Francis Mitchill of Richmond in Virginia has been recommended for a midshipman’s place by Colo. John Harvie of that place and mr George Divers, gentlemen worthy of all confidence . I saw him myself, & found from his own statement that he had proceeded in geometry as far as the 6. first books of Euclid. William G. Stewart of Philadelphia applies for a place of midshipman. I am personally...
Th: Jefferson asks a consultation with the heads of departments tomorrow at 11. aclock, on the subject of N. Orleans & the Floridas. should we meet later, we may be prevented by the visits usual on the day.   will mr Smith be so good as to send the inclosed over the way to mr Lincoln? RC ( MHi : Levi Lincoln Papers); undated or date clipped; endorsed by Levi Lincoln as 31 Dec. 1802; with...
I have recieved a letter from the Secy. of state informing me that the Dey of Algiers refuses to [accept?] the money offered him in commutation for the naval stores [due] him and consequently it becomes necessary to send the stores immediately. as it is [certainly?] better for the public that the purchase of naval stores should [be in?] the hands of one set of agents, not only to avoid...
I wrote you on the 17th. on the subject of the stores for Algiers, since which your’s of the 12th. is recieved. I thought I had spoken to mr Madison on the day of my departure on the subject of the gun carriages for the emperor of Marocco. I now write to him respecting them. I presume the date of the enlistment of the crews of our frigates in the Mediterranean should decide which of them shall...
I recieved yesterday your’s of the 17th. suggesting the sending into the Mediterranean the Constitution or the Philadelphia to overawe the Barbary powers. our plan of keeping one or two frigates there with 4. schooners was concluded on great & general consideration, on the supposition that war with Tripoli alone would go on. your letter suggests no new fact changing the state of things. I...
I learn from Capt Tingey that the Philadelphia will probably not sail till August, and the frigate at Boston is expected to be still later. the Nautilus we are told is on the point of sailing. on consultation with the heads of department here, I am of opinion, and suggest it for your consideration, that an order of recall to Capt Morris should go by the Nautilus. from his inactivity hitherto,...
I this moment recieve from mr Madison a communication of your letter of the 17th. proposing that Capt Morris shall come home in the Adams whose crew have served their time instead of the New York which has still some time to serve. the reasons are entirely good and I concur with you in the change. Affectionate salutations. PrC ( DLC ); partially dated. Recorded in SJL with notation “Morris.”...
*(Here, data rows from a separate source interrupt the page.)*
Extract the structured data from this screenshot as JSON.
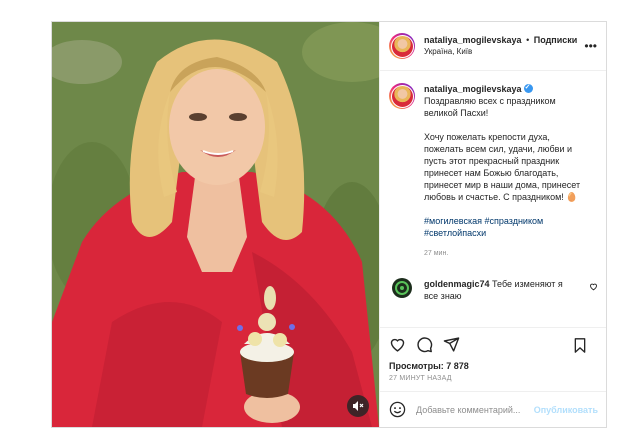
{
  "post": {
    "username": "nataliya_mogilevskaya",
    "separator": "•",
    "follow_label": "Подписки",
    "location": "Україна, Київ",
    "more_label": "•••"
  },
  "caption": {
    "username": "nataliya_mogilevskaya",
    "line1": "Поздравляю всех с праздником великой Пасхи!",
    "line2": "Хочу пожелать крепости духа, пожелать всем сил, удачи, любви и пусть этот прекрасный праздник принесет нам Божью благодать, принесет мир в наши дома, принесет любовь и счастье. С праздником! 🥚",
    "tags": [
      "#могилевская",
      "#спраздником",
      "#светлойпасхи"
    ],
    "time": "27 мин."
  },
  "comment": {
    "username": "goldenmagic74",
    "text": "Тебе изменяют я все знаю"
  },
  "stats": {
    "views_label": "Просмотры:",
    "views_value": "7 878",
    "ago": "27 МИНУТ НАЗАД"
  },
  "add_comment": {
    "placeholder": "Добавьте комментарий...",
    "publish_label": "Опубликовать"
  },
  "icons": {
    "like": "heart-icon",
    "comment": "comment-icon",
    "share": "send-icon",
    "save": "bookmark-icon",
    "emoji": "smile-icon",
    "mute": "speaker-muted-icon",
    "more": "more-options-icon"
  },
  "colors": {
    "link": "#00376b",
    "verified": "#3897f0",
    "publish_disabled": "#b2dffc",
    "dress": "#d92a3b"
  }
}
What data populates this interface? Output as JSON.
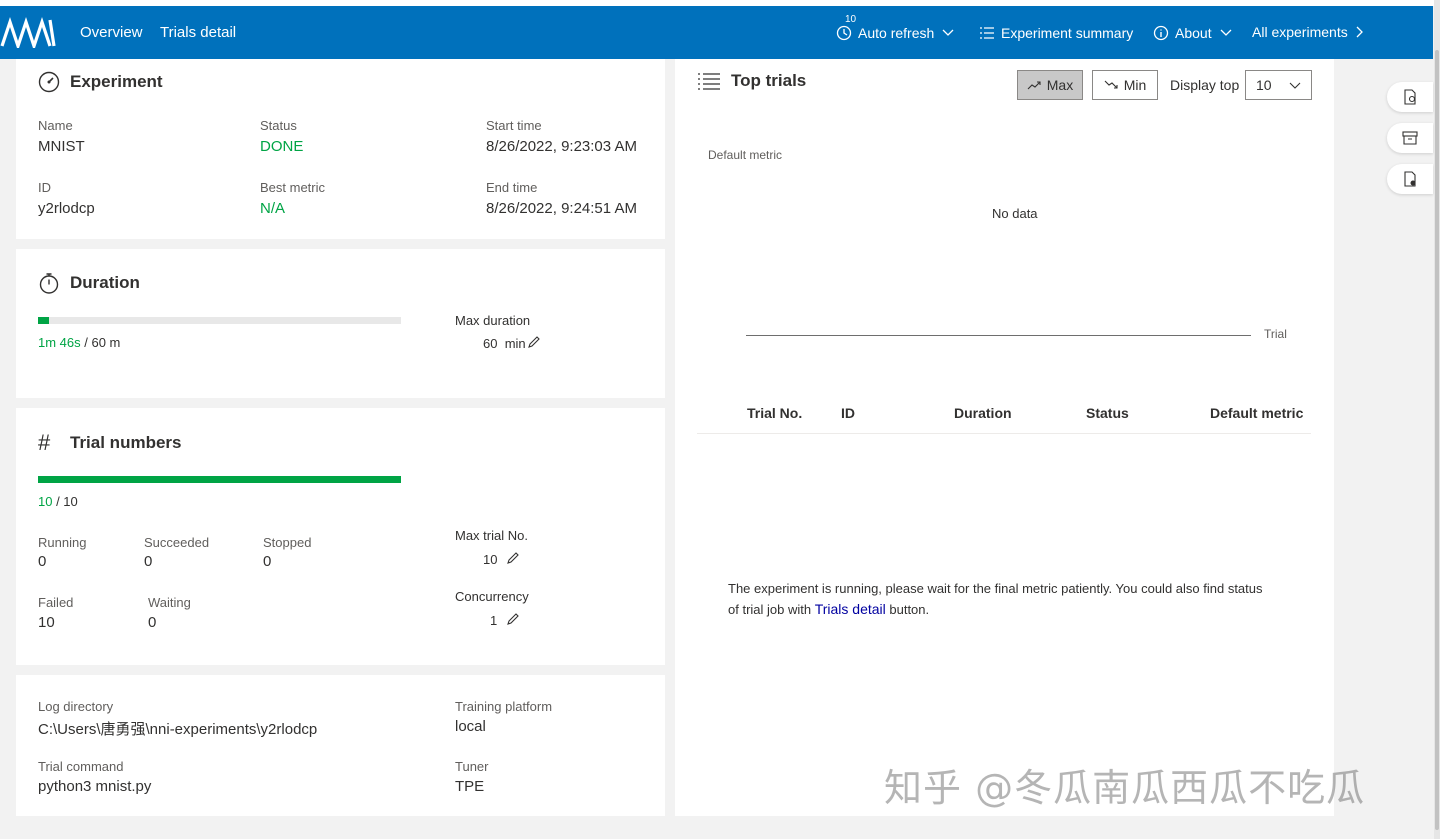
{
  "nav": {
    "overview": "Overview",
    "trials_detail": "Trials detail",
    "refresh_count": "10",
    "auto_refresh": "Auto refresh",
    "experiment_summary": "Experiment summary",
    "about": "About",
    "all_experiments": "All experiments"
  },
  "experiment": {
    "title": "Experiment",
    "name_label": "Name",
    "name": "MNIST",
    "status_label": "Status",
    "status": "DONE",
    "start_label": "Start time",
    "start": "8/26/2022, 9:23:03 AM",
    "id_label": "ID",
    "id": "y2rlodcp",
    "best_label": "Best metric",
    "best": "N/A",
    "end_label": "End time",
    "end": "8/26/2022, 9:24:51 AM"
  },
  "duration": {
    "title": "Duration",
    "elapsed": "1m 46s",
    "total": " / 60 m",
    "progress_fraction": 0.03,
    "max_label": "Max duration",
    "max_value": "60",
    "max_unit": "min"
  },
  "trials": {
    "title": "Trial numbers",
    "done": "10",
    "total": " / 10",
    "progress_fraction": 1.0,
    "running_label": "Running",
    "running": "0",
    "succeeded_label": "Succeeded",
    "succeeded": "0",
    "stopped_label": "Stopped",
    "stopped": "0",
    "failed_label": "Failed",
    "failed": "10",
    "waiting_label": "Waiting",
    "waiting": "0",
    "max_trial_label": "Max trial No.",
    "max_trial": "10",
    "concurrency_label": "Concurrency",
    "concurrency": "1"
  },
  "info": {
    "log_label": "Log directory",
    "log": "C:\\Users\\唐勇强\\nni-experiments\\y2rlodcp",
    "platform_label": "Training platform",
    "platform": "local",
    "cmd_label": "Trial command",
    "cmd": "python3 mnist.py",
    "tuner_label": "Tuner",
    "tuner": "TPE"
  },
  "top_trials": {
    "title": "Top trials",
    "max_btn": "Max",
    "min_btn": "Min",
    "display_top_label": "Display top",
    "display_top_value": "10",
    "metric_label": "Default metric",
    "no_data": "No data",
    "x_axis_label": "Trial",
    "columns": [
      "Trial No.",
      "ID",
      "Duration",
      "Status",
      "Default metric"
    ],
    "message_pre": "The experiment is running, please wait for the final metric patiently. You could also find status",
    "message_line2_pre": "of trial job with ",
    "message_link": "Trials detail",
    "message_post": " button."
  },
  "watermark": "知乎 @冬瓜南瓜西瓜不吃瓜",
  "colors": {
    "nav_bg": "#0071bc",
    "success": "#00a445",
    "link": "#0000a0"
  }
}
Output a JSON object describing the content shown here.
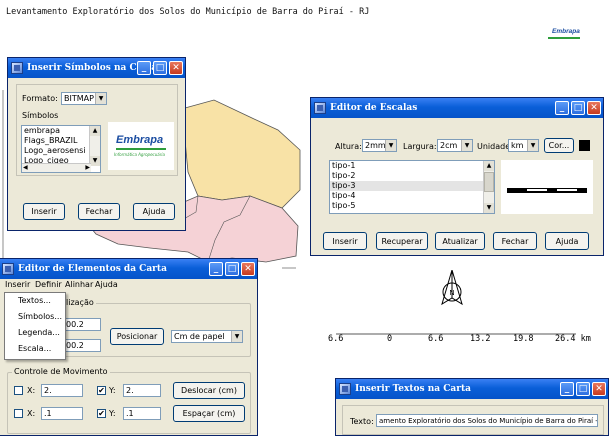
{
  "map": {
    "title": "Levantamento Exploratório dos Solos do Município de Barra do Piraí - RJ",
    "colors": {
      "yellow_region": "#f8e2a6",
      "pink_region": "#f5d2d6",
      "border": "#555555"
    },
    "scale_labels": [
      "6.6",
      "0",
      "6.6",
      "13.2",
      "19.8",
      "26.4 km"
    ],
    "north_arrow_label": "N"
  },
  "simbolos_window": {
    "title": "Inserir Símbolos na Carta",
    "formato_label": "Formato:",
    "formato_value": "BITMAP",
    "simbolos_label": "Símbolos",
    "items": [
      "embrapa",
      "Flags_BRAZIL",
      "Logo_aerosensi",
      "Logo_cigeo"
    ],
    "preview_text": "Embrapa",
    "preview_caption": "Informática Agropecuária",
    "btn_inserir": "Inserir",
    "btn_fechar": "Fechar",
    "btn_ajuda": "Ajuda"
  },
  "escalas_window": {
    "title": "Editor de Escalas",
    "altura_label": "Altura:",
    "altura_value": "2mm",
    "largura_label": "Largura:",
    "largura_value": "2cm",
    "unidade_label": "Unidade:",
    "unidade_value": "km",
    "cor_button": "Cor...",
    "items": [
      "tipo-1",
      "tipo-2",
      "tipo-3",
      "tipo-4",
      "tipo-5"
    ],
    "selected_index": 2,
    "btn_inserir": "Inserir",
    "btn_recuperar": "Recuperar",
    "btn_atualizar": "Atualizar",
    "btn_fechar": "Fechar",
    "btn_ajuda": "Ajuda"
  },
  "elementos_window": {
    "title": "Editor de Elementos da Carta",
    "menu": [
      "Inserir",
      "Definir",
      "Alinhar",
      "Ajuda"
    ],
    "menu_popup": [
      "Textos...",
      "Símbolos...",
      "Legenda...",
      "Escala..."
    ],
    "group_localizacao": "lização",
    "loc_x_value": "00.2",
    "loc_y_value": "00.2",
    "btn_posicionar": "Posicionar",
    "combo_value": "Cm de papel",
    "group_movimento": "Controle de Movimento",
    "x_label": "X:",
    "y_label": "Y:",
    "mov_x1": "2.",
    "mov_y1": "2.",
    "mov_x2": ".1",
    "mov_y2": ".1",
    "check_mark": "✔",
    "btn_deslocar": "Deslocar (cm)",
    "btn_espacar": "Espaçar (cm)"
  },
  "textos_window": {
    "title": "Inserir Textos na Carta",
    "texto_label": "Texto:",
    "texto_value": "amento Exploratório dos Solos do Município de Barra do Piraí - RJ"
  },
  "corner_logo": {
    "text": "Embrapa"
  },
  "window_buttons": {
    "minimize": "_",
    "maximize": "□",
    "close": "✕"
  }
}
It is suggested to me (indirectly from the person himself) that Jerome Bonaparte is at Baltimore, under the name of Monsr. Dalbarton, with a son of Rewbell, [&] that they mean to ask a passage to France in one of our frigates. if this be the fact, he will have satisfied thereof the minister of his nation, thro’ whom we shall be apprised of it, & relieved from all trouble in deciding on it....
Th: Jefferson salutes mr Smith and incloses him a letter from a mr Nichols of Massachusets desiring to be a midshipman, of whom he knows nothing but what is contained in the letter. health & happiness. PrC ( DLC ). Enclosure: John H. Nichols to TJ, 8 Aug. 1803 (recorded in SJL as received from Charlestown on 15 Aug. with notation “to be Midshipman,” but not found).
I inclose you a letter from mr Simpson to mr Madison shewing very clearly that our plan of having the gun carriages for the Emperor of Marocco made in Europe, cannot take place. to cut short all further delay on this subject, I think we must furnish them from hence. you observe they must be of the very best & fitted for land service. if we have such, really good, tho’ wanting for our own...